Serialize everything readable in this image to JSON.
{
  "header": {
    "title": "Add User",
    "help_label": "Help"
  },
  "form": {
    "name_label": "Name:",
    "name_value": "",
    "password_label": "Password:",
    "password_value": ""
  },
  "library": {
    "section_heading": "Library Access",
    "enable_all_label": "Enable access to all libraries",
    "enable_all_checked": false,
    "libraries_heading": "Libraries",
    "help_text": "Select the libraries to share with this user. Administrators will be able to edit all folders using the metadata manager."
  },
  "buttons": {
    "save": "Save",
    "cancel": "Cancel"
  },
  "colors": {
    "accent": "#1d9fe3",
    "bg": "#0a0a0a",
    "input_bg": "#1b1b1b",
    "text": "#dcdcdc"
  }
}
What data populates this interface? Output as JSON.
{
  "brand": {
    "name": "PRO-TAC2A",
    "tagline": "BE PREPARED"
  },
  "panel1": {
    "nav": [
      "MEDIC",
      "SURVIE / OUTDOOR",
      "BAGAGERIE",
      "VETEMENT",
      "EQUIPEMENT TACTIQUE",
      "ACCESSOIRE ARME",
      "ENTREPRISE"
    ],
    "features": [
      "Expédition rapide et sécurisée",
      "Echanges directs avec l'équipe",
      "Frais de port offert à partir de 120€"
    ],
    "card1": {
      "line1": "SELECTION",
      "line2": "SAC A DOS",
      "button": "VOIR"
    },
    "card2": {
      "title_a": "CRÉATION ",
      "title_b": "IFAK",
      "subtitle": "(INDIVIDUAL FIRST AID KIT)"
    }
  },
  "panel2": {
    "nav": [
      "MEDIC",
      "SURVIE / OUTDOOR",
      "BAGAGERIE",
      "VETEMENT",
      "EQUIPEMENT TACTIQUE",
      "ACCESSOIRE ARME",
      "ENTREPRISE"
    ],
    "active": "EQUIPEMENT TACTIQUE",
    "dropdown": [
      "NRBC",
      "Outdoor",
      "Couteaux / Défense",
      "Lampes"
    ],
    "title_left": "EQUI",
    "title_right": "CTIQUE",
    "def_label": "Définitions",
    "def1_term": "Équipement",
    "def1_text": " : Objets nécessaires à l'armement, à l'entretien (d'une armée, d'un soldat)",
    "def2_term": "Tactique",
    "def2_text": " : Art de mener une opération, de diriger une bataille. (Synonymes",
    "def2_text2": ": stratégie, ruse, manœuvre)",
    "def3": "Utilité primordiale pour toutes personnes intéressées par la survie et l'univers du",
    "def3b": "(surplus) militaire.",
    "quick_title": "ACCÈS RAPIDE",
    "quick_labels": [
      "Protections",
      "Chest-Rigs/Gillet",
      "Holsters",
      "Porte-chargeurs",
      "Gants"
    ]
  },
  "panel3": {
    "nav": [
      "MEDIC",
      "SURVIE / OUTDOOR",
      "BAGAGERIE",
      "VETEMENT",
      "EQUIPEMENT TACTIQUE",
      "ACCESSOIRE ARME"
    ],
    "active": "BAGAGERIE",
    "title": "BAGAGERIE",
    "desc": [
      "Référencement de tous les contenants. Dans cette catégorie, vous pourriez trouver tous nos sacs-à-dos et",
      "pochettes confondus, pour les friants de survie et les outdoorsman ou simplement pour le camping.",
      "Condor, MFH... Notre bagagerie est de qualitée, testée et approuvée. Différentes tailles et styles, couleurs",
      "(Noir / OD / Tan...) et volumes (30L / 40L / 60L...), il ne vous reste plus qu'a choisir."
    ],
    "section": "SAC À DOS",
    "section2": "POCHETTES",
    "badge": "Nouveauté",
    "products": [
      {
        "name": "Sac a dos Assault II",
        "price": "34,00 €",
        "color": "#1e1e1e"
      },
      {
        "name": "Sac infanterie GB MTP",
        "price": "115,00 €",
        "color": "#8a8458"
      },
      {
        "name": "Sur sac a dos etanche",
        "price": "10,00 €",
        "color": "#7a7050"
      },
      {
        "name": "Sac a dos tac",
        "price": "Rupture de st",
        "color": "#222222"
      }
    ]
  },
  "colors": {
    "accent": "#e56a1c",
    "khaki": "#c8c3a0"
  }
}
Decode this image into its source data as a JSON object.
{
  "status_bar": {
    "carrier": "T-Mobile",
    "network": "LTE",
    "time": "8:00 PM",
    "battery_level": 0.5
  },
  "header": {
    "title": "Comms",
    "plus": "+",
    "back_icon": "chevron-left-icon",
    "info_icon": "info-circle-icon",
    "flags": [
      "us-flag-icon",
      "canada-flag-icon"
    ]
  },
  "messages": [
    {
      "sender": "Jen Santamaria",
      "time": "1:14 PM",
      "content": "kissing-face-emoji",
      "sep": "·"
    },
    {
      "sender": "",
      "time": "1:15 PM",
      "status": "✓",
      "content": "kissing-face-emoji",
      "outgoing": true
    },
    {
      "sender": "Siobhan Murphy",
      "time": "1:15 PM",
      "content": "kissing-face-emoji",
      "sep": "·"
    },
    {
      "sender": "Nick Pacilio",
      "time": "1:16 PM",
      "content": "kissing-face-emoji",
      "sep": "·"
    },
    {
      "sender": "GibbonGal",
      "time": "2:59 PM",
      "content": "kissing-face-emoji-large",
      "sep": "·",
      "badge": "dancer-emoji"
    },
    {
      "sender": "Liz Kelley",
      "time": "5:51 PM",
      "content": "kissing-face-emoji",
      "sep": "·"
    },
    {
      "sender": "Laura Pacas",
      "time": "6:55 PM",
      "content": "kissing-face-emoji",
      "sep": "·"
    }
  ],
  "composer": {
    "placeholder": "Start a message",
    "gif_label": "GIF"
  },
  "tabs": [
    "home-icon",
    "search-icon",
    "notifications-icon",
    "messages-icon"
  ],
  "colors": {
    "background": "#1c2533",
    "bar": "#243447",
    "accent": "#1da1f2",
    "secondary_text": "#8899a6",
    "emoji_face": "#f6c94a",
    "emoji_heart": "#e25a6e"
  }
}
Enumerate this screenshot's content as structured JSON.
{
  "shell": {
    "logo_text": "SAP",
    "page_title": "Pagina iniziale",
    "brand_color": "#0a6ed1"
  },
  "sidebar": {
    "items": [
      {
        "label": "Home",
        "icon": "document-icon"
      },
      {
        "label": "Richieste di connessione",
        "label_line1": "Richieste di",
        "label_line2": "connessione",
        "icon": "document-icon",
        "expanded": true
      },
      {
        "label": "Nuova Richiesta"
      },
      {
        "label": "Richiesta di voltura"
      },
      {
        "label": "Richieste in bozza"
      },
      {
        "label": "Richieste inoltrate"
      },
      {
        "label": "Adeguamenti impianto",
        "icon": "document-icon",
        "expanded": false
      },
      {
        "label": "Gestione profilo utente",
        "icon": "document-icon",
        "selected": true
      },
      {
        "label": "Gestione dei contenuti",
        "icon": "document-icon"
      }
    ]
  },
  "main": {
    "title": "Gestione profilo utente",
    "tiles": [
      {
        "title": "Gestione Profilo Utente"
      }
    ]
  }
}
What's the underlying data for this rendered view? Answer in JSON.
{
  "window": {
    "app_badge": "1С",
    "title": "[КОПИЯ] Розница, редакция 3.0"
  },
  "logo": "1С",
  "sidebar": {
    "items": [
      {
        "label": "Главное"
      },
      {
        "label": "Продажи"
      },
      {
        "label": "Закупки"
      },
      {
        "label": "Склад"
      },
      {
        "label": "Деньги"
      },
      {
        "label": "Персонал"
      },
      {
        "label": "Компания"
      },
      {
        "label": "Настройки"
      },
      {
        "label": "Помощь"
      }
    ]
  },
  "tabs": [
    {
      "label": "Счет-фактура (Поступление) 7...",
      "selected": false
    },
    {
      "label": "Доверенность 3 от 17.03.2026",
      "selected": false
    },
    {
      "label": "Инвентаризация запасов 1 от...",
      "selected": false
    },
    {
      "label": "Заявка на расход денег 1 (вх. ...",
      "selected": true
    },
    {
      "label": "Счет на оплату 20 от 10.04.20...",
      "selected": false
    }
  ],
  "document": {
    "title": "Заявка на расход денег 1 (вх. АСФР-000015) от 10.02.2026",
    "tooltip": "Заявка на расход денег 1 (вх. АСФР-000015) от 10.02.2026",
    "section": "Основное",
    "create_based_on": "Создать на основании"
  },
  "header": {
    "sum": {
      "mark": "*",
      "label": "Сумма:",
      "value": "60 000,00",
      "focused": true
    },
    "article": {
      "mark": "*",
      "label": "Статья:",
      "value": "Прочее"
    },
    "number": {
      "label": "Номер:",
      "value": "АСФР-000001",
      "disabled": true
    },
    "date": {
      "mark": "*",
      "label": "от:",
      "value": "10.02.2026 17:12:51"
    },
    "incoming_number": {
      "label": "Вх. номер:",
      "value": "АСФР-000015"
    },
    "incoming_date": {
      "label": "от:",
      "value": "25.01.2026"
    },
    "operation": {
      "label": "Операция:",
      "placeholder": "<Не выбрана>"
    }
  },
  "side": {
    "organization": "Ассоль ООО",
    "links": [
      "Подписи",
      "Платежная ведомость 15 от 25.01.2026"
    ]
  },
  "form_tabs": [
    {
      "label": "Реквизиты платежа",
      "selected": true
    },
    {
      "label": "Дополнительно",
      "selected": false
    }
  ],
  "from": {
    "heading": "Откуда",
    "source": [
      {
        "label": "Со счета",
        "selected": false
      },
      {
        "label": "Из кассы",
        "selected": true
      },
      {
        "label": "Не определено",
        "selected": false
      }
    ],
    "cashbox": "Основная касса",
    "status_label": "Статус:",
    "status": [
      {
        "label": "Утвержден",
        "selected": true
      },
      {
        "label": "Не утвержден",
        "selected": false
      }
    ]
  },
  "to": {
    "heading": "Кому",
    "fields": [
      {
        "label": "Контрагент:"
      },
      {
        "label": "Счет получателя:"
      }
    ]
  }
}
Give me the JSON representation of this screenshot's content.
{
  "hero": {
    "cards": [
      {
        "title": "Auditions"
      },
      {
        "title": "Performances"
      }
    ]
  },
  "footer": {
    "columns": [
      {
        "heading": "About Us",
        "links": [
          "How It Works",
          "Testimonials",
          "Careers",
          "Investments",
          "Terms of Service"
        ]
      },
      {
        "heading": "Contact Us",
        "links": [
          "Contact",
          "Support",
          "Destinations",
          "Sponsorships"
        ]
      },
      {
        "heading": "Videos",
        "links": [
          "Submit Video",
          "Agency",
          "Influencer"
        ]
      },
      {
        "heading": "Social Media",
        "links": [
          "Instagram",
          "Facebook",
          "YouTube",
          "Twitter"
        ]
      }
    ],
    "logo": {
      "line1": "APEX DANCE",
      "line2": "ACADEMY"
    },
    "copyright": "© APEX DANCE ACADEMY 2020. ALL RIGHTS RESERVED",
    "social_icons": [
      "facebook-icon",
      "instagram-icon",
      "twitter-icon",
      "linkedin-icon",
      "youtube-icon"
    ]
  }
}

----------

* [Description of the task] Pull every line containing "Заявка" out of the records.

* [Written solution]
      "label": "Заявка на расход денег 1 (вх. ...",
    "title": "Заявка на расход денег 1 (вх. АСФР-000015) от 10.02.2026",
    "tooltip": "Заявка на расход денег 1 (вх. АСФР-000015) от 10.02.2026",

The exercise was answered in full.